Karin Kloosterman is an award-winning environment news publisher who founded Green Prophet (www.greenprophet.com) to connect North Americans to issues that matter in the Middle East. She is the CEO of the Internet of Things startup flux, a company that is making social grow tools for urban farmers everywhere (www.fluxiot.com). Karin can be reached at karin (at) fluxiot.com.
  • Marc Goodman

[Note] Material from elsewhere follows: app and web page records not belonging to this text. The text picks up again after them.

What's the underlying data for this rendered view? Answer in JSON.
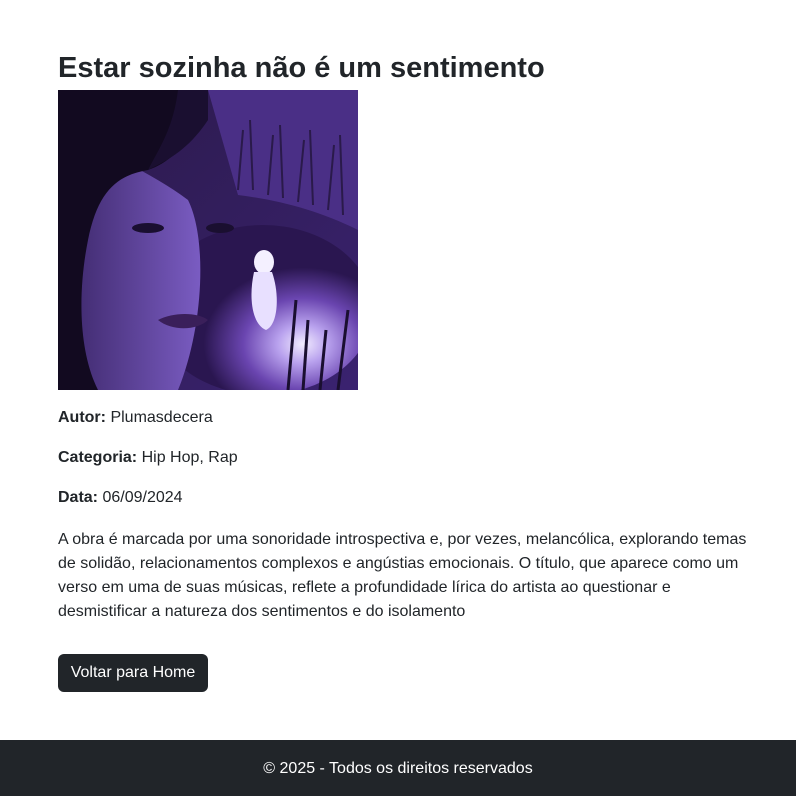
{
  "album": {
    "title": "Estar sozinha não é um sentimento",
    "author_label": "Autor:",
    "author": "Plumasdecera",
    "category_label": "Categoria:",
    "category": "Hip Hop, Rap",
    "date_label": "Data:",
    "date": "06/09/2024",
    "description": "A obra é marcada por uma sonoridade introspectiva e, por vezes, melancólica, explorando temas de solidão, relacionamentos complexos e angústias emocionais. O título, que aparece como um verso em uma de suas músicas, reflete a profundidade lírica do artista ao questionar e desmistificar a natureza dos sentimentos e do isolamento"
  },
  "actions": {
    "back_home_label": "Voltar para Home"
  },
  "footer": {
    "text": "© 2025 - Todos os direitos reservados"
  },
  "colors": {
    "dark": "#212529",
    "cover_purple": "#5b3a9a"
  }
}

    A Tale of Two Cities: Another device to assist public transit users in paying their fare? Makes good sense for those who have smart phones at the ready (an increasing number so that’s in their favour) but what about all those legacy transit systems who have NFC devices or even older card systems which require a mag strip to work? Living in Toronto where paper tickets (for seniors and students), metal tokens (for most everyone else), monthly plastic passes with mag strips, and assorted other fare media make the prospect of yet another fare payment system a nightmare for everyone dealing with these. After a recent visit to Montreal where their OPUS plastic card system is promoted for most transit users, they also have single-use and multi-day NFC paper cards which the station agent can issue on the spot for visitors and infrequent transit users. Works beautifully, in my opinion. Add the cash payment option on buses (exact change required) and you pretty well have it covered. HopOn sounds like a great innovation for those transit systems where NFC devices are not used or only on a very limited basis. However, I think it will be an uphill climb to convince systems using NFC devices to ‘scrap’ the hardware in exchange for a smartphone packing public using HopOn technology exclusively. HopOn’s best chance will be in transit systems who are so far behind the times that nothing other than cash or other rudimentary fare payment systems are being used. Sounds like a great opportunity in developing countries where smart phone penetration is deep and public transportation is still in its infancy.